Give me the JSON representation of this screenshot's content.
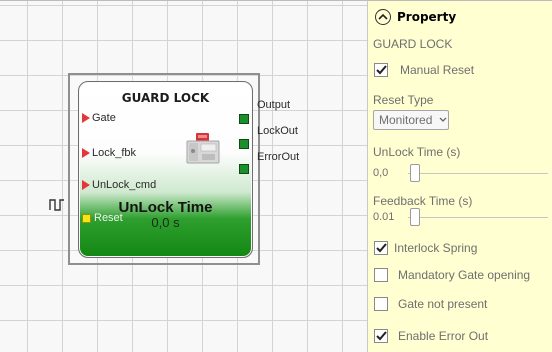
{
  "block": {
    "title": "GUARD LOCK",
    "inputs": [
      "Gate",
      "Lock_fbk",
      "UnLock_cmd"
    ],
    "reset_label": "Reset",
    "outputs": [
      "Output",
      "LockOut",
      "ErrorOut"
    ],
    "param_name": "UnLock Time",
    "param_value": "0,0 s"
  },
  "panel": {
    "title": "Property",
    "component_name": "GUARD LOCK",
    "manual_reset": {
      "label": "Manual Reset",
      "checked": true
    },
    "reset_type": {
      "label": "Reset Type",
      "value": "Monitored"
    },
    "unlock_time": {
      "label": "UnLock Time (s)",
      "value": "0,0"
    },
    "feedback_time": {
      "label": "Feedback Time (s)",
      "value": "0.01"
    },
    "interlock_spring": {
      "label": "Interlock Spring",
      "checked": true
    },
    "mandatory_gate_opening": {
      "label": "Mandatory Gate opening",
      "checked": false
    },
    "gate_not_present": {
      "label": "Gate not present",
      "checked": false
    },
    "enable_error_out": {
      "label": "Enable Error Out",
      "checked": true
    }
  },
  "colors": {
    "panel_background": "#ffffd1",
    "input_port": "#e3383a",
    "output_port": "#1b8f2a",
    "reset_port": "#f2e51a",
    "block_bottom": "#128612"
  },
  "icons": {
    "collapse": "chevron-up-circle-icon",
    "checkmark": "checkmark-icon",
    "dropdown": "chevron-down-icon",
    "pulse": "pulse-icon",
    "device": "guard-lock-device-icon"
  }
}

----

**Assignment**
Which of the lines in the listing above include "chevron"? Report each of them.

**Response to the exercise**
    "collapse": "chevron-up-circle-icon",
    "dropdown": "chevron-down-icon",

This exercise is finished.